Tuesday, October 28, 2014

Recent News Roundup

Just a hodgepodge of new stuff in the world of open source steno:

* I built my Stenoboard 1.1 a few nights ago, and I'm really happy with it! It writes smooth as butter, and it turns out it's slim enough to fit in the laptop sleeve of my backpack underneath my laptop, which means I now carry two steno machines with me at all times. Great for peace of mind. Emanuele has also just released a brief user manual, which explains how to switch it into different protocols, in case you want to use it with non-Plover steno software.

* Since I had my Stenoboard with me during my break yesterday, I also got to try out Brent's new Android app for steno training: Speed Drill. It's really fun. Great if you only have a few minutes with your phone or tablet and want to get some training in.

* For Linux users who are frustrated with Plover's handling of keyboard events (particularly ruinous in applications like Vim), there's a new fork that solves the problem. This also allows you to assign one qwerty keyboard as a Plover device and keep your regular keyboard mapped to qwerty, which is another feature people have been clamoring for. Of course we're hoping to roll this change into the main branch at some point, but I thought I should offer it as an option for now.

* We now have a Wikipedia page, thanks to our recent publicity from Hacker News. It's just a stub so far, but it's a start. Feel free to flesh it out as you see fit!

* Here's an ingenious method of making your own steno-friendly qwerty keyboard without laser-cut keytoppers from ArchZombie1y. Use coins and superglue!

* If you're looking to make your own DIY keyboard and coins aren't your thing, new Plover ally Robert points out that these flat square keys from Signature Plastics look pretty ideal.

* Finally, longtime Plover user Mark is going to take the National Court Reporter Association's Certified CART Provider test this November -- using Plover! They require submission of steno notes, so this is what he plans to do:

"In Plover: Configure (opens Plover Configuration box), Logging, Browse (click on it), there is a file called plover with the current date and time (saves everything in that instance of Plover); right click and SAVE AS to the flash-drive memory stick being used (or CD); that's it. It gives more info than required by the testing folks at NCRA, but does give what they want.
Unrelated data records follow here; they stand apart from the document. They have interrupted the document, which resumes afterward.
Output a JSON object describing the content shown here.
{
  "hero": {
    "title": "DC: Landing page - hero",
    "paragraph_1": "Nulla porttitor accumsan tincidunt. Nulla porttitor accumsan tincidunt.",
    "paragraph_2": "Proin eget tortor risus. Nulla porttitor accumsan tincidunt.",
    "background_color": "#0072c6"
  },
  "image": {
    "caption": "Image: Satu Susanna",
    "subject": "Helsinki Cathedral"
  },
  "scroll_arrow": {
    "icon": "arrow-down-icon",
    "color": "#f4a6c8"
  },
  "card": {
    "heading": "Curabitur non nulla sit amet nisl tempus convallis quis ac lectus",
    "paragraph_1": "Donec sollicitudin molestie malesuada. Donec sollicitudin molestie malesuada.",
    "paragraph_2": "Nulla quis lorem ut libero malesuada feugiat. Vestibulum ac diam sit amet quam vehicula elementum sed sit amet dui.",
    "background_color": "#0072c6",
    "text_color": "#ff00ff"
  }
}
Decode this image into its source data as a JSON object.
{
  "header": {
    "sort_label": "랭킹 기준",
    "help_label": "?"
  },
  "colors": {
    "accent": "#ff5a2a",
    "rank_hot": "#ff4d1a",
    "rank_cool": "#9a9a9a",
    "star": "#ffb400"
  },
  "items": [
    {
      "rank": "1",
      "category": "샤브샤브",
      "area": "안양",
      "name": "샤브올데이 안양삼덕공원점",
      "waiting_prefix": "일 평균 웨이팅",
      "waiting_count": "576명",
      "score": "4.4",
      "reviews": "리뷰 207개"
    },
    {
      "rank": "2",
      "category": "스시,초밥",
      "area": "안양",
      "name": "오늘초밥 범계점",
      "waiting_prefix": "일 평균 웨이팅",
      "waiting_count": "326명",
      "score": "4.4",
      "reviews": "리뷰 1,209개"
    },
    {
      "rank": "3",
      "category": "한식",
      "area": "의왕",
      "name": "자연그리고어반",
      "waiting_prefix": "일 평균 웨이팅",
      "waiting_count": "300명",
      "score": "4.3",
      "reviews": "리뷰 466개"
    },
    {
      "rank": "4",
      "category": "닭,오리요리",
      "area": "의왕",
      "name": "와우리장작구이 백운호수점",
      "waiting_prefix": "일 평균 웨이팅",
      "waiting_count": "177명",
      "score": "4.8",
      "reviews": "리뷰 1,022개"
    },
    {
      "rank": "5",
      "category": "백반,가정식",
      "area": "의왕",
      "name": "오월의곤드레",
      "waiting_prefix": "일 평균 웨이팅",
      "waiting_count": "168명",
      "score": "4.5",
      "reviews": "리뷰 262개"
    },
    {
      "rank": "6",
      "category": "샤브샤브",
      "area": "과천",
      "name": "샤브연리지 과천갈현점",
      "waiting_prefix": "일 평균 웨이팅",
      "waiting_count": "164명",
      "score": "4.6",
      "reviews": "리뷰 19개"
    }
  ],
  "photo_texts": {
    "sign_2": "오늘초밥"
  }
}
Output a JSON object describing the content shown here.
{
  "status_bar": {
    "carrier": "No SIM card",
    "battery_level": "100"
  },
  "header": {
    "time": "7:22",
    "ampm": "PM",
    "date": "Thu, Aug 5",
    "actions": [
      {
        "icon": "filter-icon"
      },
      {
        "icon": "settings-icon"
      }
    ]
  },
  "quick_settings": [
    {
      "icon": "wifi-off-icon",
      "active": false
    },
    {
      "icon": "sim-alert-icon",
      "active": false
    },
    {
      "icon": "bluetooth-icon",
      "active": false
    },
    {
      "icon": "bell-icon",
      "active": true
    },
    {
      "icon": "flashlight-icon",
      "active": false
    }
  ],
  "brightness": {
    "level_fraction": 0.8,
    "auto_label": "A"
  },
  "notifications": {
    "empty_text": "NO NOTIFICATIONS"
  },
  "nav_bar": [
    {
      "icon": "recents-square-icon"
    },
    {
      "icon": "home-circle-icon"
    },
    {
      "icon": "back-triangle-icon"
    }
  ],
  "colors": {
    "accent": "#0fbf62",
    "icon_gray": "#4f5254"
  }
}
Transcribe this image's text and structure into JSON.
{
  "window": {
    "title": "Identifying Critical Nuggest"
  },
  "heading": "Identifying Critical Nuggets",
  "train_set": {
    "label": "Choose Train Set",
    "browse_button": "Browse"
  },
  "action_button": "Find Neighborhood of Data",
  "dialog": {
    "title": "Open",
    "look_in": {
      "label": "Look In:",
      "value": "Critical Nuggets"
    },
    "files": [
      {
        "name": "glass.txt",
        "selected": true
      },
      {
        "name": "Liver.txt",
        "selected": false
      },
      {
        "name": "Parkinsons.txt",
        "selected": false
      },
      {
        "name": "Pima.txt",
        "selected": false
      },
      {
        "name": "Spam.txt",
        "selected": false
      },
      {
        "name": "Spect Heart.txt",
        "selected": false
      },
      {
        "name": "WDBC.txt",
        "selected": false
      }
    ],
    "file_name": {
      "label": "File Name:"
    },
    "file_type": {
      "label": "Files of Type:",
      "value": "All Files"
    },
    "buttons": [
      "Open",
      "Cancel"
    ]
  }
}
I also save the actual text file transcript to the memory stick, so there are two files on the drive."

Good luck, Mark!

Coming soon on the Plover Blog: Results from the Plover Community Survey, a short essay on where I see amateur steno going over the next few years, and a video of me using my favorite one-stroke Plover Vim commands to make my daily captioning work a million times easier.

Sunday, October 26, 2014

Longer Plover Coding Snippet in Python

New Video!

I've been meaning to do this for a while, but our delightfully inexplicable appearance on Hacker News this morning finally gave me the buttkick I needed to just sit down and do it. The previous Python coding snippet I recorded with Plover was only 25 seconds long, and I realized I needed something more substantial to show programmers how easily it can be done. For some reason, people often assume that writing punctuation and special characters in steno is harder than writing words or phrases. Obviously that's not the case (and I don't understand why people think it would be), but this seemed like the simplest way to demonstrate that.

From my video description:

This is me transcribing some of the code from Plover's codebase, using Plover and a steno machine. I didn't write this code, since I'm only a Python novice. It was originally written by Plover's awesome developers. But I transcribed it from a text file into Vim to demonstrate how easily and fluently code can be written with steno. It's not primarily about speed, but about chunking commands and words into single strokes, as opposed to breaking them down into individual letters and typing each letter out one by one as in qwerty. Also notice how simple error correction is; an incorrect word is deleted with a single stroke. For more information, visit: http://openstenoproject.org

There is no audio in this demonstration, so no captions are needed.
RUND for _
PL*US for +
KLN for :
TROETS for """
PRENZ for ()
PRE*NS for () and then move the cursor left so it's inside the parentheses
L*EN for len() and then move the cursor left
KWA*LS for =
SR-RS for move cursor to the end of the line
SR*RS for move cursor to the end of the line and press enter

Monday, October 20, 2014

Open Steno Project Community Survey 2.0

Last year we conducted a survey on the Plover community.

Since then, we've added hundreds of new people to the mailing list, shown that Plover is now mature enough to be used professionally, added several new hardware options such as the Stenoboard and the Ergodox, formed the Open Steno Project, and written a free online interactive textbook. It's been quite a year, to say the least! I'm very curious to see how our demographics have shifted as we've grown.

Take the Open Steno Project Community Survey 2.0 today, and please feel free to share it around to anyone who might be interested!